Women in our study were more likely than men to have children; in other studies, the primary caregiver of children and the number of children have been associated with poor virological outcome [28,29].
One study carried out in Colombia, a country with sociodemographic similarities with Mexico, found that 43% of the women showed low adherence to treatment and 80% were classified as having a low social status . Most of the variables in the social position survey had a significant effect on low adherence, including low socioeconomic status (odds ratio, OR=2.26; 95% confidence interval, CI=1.2-4.04) and an educational level of high school or less (OR = 2.850;95% CI=1.625- 5.000). However, unlike our study, they found that sociodemographic variables and clinical variables that did not have a significant effect on adherence included being solely responsible for the family income, having children, and living with children with or without a partner.

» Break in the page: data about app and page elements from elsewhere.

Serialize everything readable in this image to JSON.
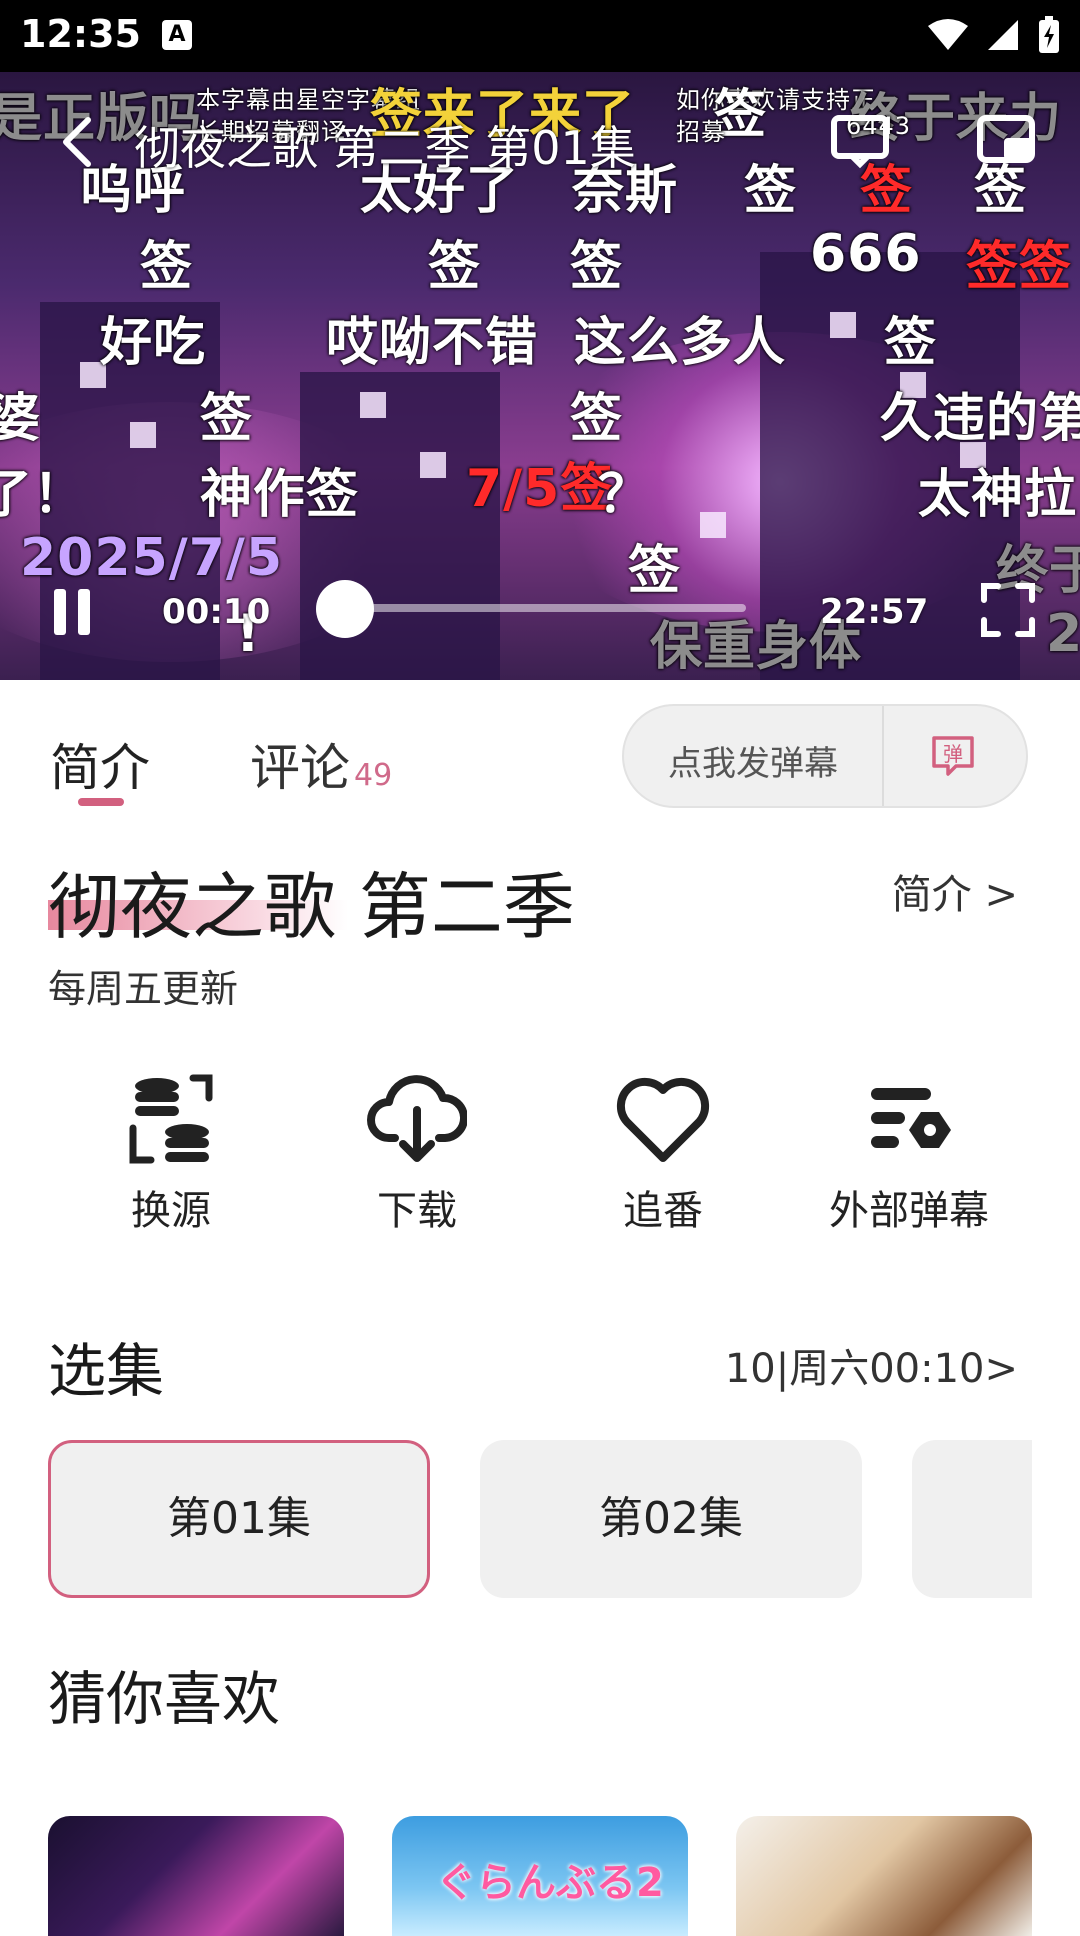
{
  "status_bar": {
    "time": "12:35",
    "notification_icon": "A"
  },
  "player": {
    "title": "彻夜之歌 第二季 第01集",
    "current_time": "00:10",
    "total_time": "22:57",
    "progress": 0.007,
    "danmaku": {
      "r1": "是正版吗",
      "r1b": "签来了来了",
      "r1c": "签",
      "r1d": "终于来力",
      "r1_note1": "本字幕由星空字幕组",
      "r1_note2": "如你喜欢请支持正",
      "r1_note3": "长期招募翻译",
      "r1_note4": "招募",
      "r1_note5": "6443",
      "r2a": "呜呼",
      "r2b": "太好了",
      "r2c": "奈斯",
      "r2d": "签",
      "r2e": "签",
      "r2f": "签",
      "r3a": "签",
      "r3b": "签",
      "r3c": "签",
      "r3d": "666",
      "r3e": "签签",
      "r4a": "好吃",
      "r4b": "哎呦不错",
      "r4c": "这么多人",
      "r4d": "签",
      "r5a": "婆",
      "r5b": "签",
      "r5c": "签",
      "r5d": "久违的第",
      "r6a": "了！",
      "r6b": "神作签",
      "r6c": "7/5签",
      "r6d": "？",
      "r6e": "太神拉",
      "r7a": "2025/7/5",
      "r7b": "签",
      "r7c": "终于",
      "r8a": "!",
      "r8b": "保重身体",
      "r8c": "2"
    }
  },
  "tabs": {
    "intro": "简介",
    "comments": "评论",
    "comments_count": "49"
  },
  "danmaku_input": {
    "placeholder": "点我发弹幕",
    "icon_label": "弹"
  },
  "anime": {
    "title": "彻夜之歌 第二季",
    "intro_link": "简介 >",
    "update_note": "每周五更新"
  },
  "actions": {
    "switch_source": "换源",
    "download": "下载",
    "follow": "追番",
    "external_danmaku": "外部弹幕"
  },
  "episodes": {
    "title": "选集",
    "schedule": "10|周六00:10>",
    "items": [
      "第01集",
      "第02集"
    ]
  },
  "recommendations": {
    "title": "猜你喜欢",
    "badge2": "ぐらんぶる2"
  },
  "colors": {
    "accent": "#d2607f",
    "danmaku_red": "#ff2a2a",
    "danmaku_yellow": "#f3d23a"
  }
}
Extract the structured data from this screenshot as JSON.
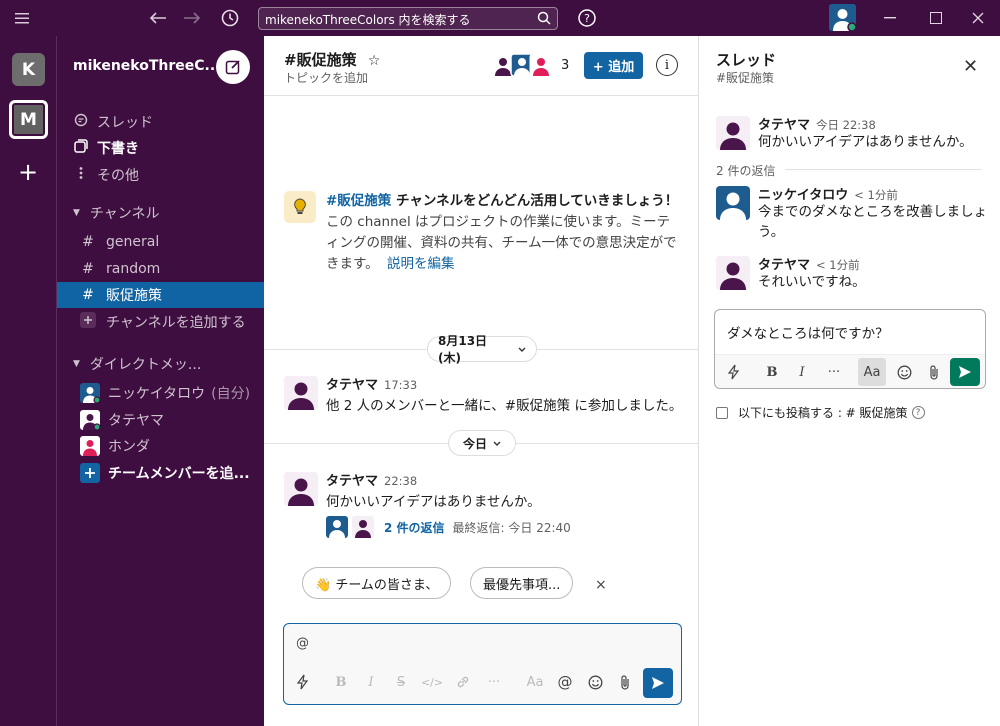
{
  "titlebar": {
    "search_text": "mikenekoThreeColors 内を検索する",
    "icons": [
      "menu-icon",
      "back-arrow-icon",
      "forward-arrow-icon",
      "history-icon",
      "search-icon",
      "help-icon"
    ]
  },
  "rail": {
    "workspaces": [
      {
        "letter": "K",
        "active": false
      },
      {
        "letter": "M",
        "active": true
      }
    ],
    "add": "+"
  },
  "sidebar": {
    "workspace_name": "mikenekoThreeC...",
    "chevron": "⌄",
    "top_items": [
      {
        "icon": "threads-icon",
        "label": "スレッド"
      },
      {
        "icon": "drafts-icon",
        "label": "下書き"
      },
      {
        "icon": "more-icon",
        "label": "その他"
      }
    ],
    "channels_header": "チャンネル",
    "channels": [
      {
        "label": "general",
        "active": false
      },
      {
        "label": "random",
        "active": false
      },
      {
        "label": "販促施策",
        "active": true
      }
    ],
    "add_channel": "チャンネルを追加する",
    "dm_header": "ダイレクトメッ...",
    "dms": [
      {
        "label": "ニッケイタロウ",
        "suffix": "(自分)",
        "color": "#1e5b8f"
      },
      {
        "label": "タテヤマ",
        "suffix": "",
        "color": "#4a154b"
      },
      {
        "label": "ホンダ",
        "suffix": "",
        "color": "#e01e5a"
      }
    ],
    "add_member": "チームメンバーを追..."
  },
  "channel": {
    "title": "#販促施策",
    "star": "☆",
    "topic": "トピックを追加",
    "member_count": "3",
    "add_label": "+ 追加",
    "info": "i",
    "intro_channel": "#販促施策",
    "intro_title_rest": " チャンネルをどんどん活用していきましょう！",
    "intro_desc": "この channel はプロジェクトの作業に使います。ミーティングの開催、資料の共有、チーム一体での意思決定ができます。",
    "intro_link": "説明を編集",
    "day1": "8月13日 (木)",
    "day2": "今日",
    "messages": [
      {
        "name": "タテヤマ",
        "time": "17:33",
        "body": "他 2 人のメンバーと一緒に、#販促施策 に参加しました。"
      },
      {
        "name": "タテヤマ",
        "time": "22:38",
        "body": "何かいいアイデアはありませんか。",
        "replies": "2 件の返信",
        "last_reply": "最終返信: 今日 22:40"
      }
    ],
    "suggestions": [
      "👋 チームの皆さま、",
      "最優先事項..."
    ],
    "suggest_close": "×",
    "composer_text": "@",
    "composer_tools": [
      "lightning-icon",
      "bold-icon",
      "italic-icon",
      "strike-icon",
      "code-icon",
      "link-icon",
      "ellipsis-icon",
      "format-icon",
      "mention-icon",
      "emoji-icon",
      "attach-icon"
    ]
  },
  "thread": {
    "title": "スレッド",
    "subtitle": "#販促施策",
    "close": "✕",
    "parent": {
      "name": "タテヤマ",
      "time": "今日 22:38",
      "body": "何かいいアイデアはありませんか。"
    },
    "reply_count": "2 件の返信",
    "replies": [
      {
        "name": "ニッケイタロウ",
        "time": "< 1分前",
        "body": "今までのダメなところを改善しましょう。"
      },
      {
        "name": "タテヤマ",
        "time": "< 1分前",
        "body": "それいいですね。"
      }
    ],
    "composer_text": "ダメなところは何ですか？",
    "also_post": "以下にも投稿する : # 販促施策",
    "help": "?"
  }
}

Our results are similar to those of some clinical trials that found a higher frequency of virological failure in women [29-31]. Univariate analysis of factors associated with nonadherence, antiretroviral discontinuation, and poor virological response were being the primary caregiver for children, being unemployed, having a low educational level, and having transportation difficulties. The major sex-based differences in responses might have been caused by higher discontinuation rates in women in those studies. However, a study in Spain showed a similar response in both sexes .

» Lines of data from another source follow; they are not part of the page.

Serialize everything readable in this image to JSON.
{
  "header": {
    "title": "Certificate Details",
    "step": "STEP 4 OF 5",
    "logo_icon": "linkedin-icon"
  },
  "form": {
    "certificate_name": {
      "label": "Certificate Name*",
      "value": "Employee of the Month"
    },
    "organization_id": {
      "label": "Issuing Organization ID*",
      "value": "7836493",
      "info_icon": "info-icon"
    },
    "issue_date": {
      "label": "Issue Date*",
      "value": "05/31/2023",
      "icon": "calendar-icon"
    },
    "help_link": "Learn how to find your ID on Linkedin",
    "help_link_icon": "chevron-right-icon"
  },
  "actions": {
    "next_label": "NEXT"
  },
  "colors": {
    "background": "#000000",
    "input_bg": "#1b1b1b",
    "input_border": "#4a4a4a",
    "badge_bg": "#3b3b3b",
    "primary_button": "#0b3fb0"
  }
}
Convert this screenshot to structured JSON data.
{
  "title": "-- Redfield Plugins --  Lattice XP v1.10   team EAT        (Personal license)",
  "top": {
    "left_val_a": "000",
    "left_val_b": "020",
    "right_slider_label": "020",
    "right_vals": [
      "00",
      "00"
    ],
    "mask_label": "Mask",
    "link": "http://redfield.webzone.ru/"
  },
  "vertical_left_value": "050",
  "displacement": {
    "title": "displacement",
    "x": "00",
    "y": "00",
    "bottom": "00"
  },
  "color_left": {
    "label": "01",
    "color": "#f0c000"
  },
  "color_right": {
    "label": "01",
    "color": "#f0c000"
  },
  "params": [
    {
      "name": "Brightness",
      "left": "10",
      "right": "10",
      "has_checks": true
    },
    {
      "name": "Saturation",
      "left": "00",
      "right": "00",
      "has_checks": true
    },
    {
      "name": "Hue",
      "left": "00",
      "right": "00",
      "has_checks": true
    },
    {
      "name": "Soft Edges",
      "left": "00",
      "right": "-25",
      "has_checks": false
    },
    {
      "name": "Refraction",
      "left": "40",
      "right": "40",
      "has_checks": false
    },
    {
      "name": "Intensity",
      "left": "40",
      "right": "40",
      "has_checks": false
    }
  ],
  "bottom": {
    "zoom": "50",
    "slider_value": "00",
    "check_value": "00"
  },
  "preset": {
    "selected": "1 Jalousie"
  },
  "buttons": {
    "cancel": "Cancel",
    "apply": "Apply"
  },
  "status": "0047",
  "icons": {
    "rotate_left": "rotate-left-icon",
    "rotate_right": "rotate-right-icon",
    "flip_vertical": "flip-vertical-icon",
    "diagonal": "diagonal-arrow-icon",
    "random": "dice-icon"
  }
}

The limitations of the current study did not allow us to compare epidemiological and clinical characteristics in certain groups, such as infected heterosexual couples, or to compare variables and infer risk factors for vulnerability to infection. Because of the small sample size, we were not able to compare between ART regimens or between some factors such as women living in rural areas compared with those living in metropolitan areas. In addition, we could not evaluate the impact of unemployment, because we retrieved our data from clinical charts. In spite of these study limitations, we obtained relevant information about differences between women and men in our Mexican population. A prospective multicenter study should be developed to evaluate these data further and to obtain more epidemiological and clinical information on vulnerable characteristics among women with HIV infection.
In conclusion, these Mexican women showed differences in epidemiological and clinical characteristics that could have had an impact on their virological and immunological responses to ART. Improving women’s adherence to HIV/AIDS treatment in Mexico would require eliminating barriers to the national health care system and comprehensive health care services, and implementing programs that take into account women’s role as maternal caregivers. Our findings underscore the need to integrate social determinants of health associated with gender inequality and social position when analyzing treatment response.
We would like to thank all the physicians that were involved with the follow up of the patients and to all the patient’s families because of their trust and patience.